I get up out of the chair, the blanket dropping into a pile at my feet and move closer to Big Daddy.

“We will all be alright,” I whisper into his ear.

“We’ll take care of each other like you have. We love you so much, and we don’t want you to go, but we understand that you have to.”

I move back just in time to see his eyebrows lift, then fall.

I move the blanket to reach his hand and hold it in mine, and he clenches his hand around it.

It sends a shockwave through my arm, up then down my spine and into and out of a strange place just behind my ears, leaving goose bumps from my head to my toes. 

I fixate on his face.

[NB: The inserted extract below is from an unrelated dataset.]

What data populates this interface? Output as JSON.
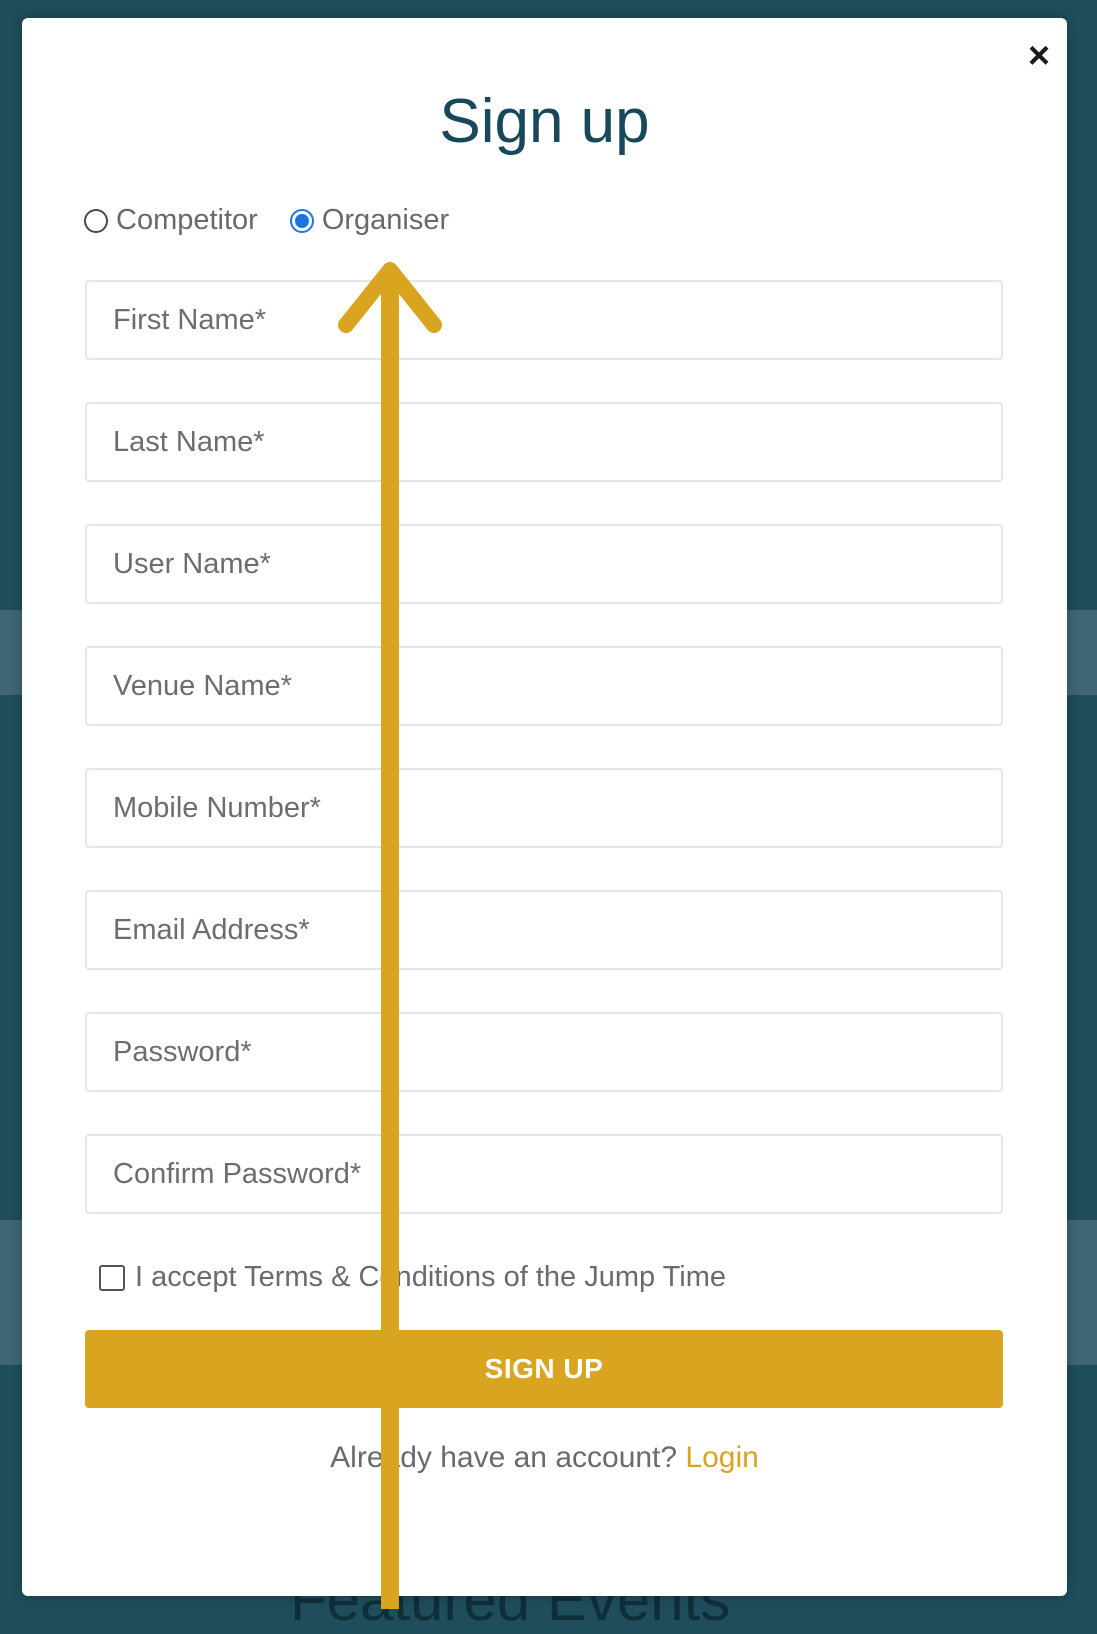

His mouth that was closed has fallen open and he draws in a long, belly-filling breath, before letting it out along with a sound like he is getting into a warm bath after spending the day playing in snow.

That is the last breath he will ever take.

This is what I put together:

We all have things that we need to make peace with in order to reach enlightenment, to free our spirit from the chains of the past, from the chains of this life, and from lives before this; it is uncomfortable, but the reward is the full experience of life.

Through the spectrum of joy to sadness, we gain access to an ocean of wisdom when we accept all of it as true and necessary, just like the Irish taught me; we have to face it at some point—in life, forcefully at the end of life, or in the next—because we can’t pass over completely unless we heal it, and we need to heal it in order to move on. 

I know what I have to do.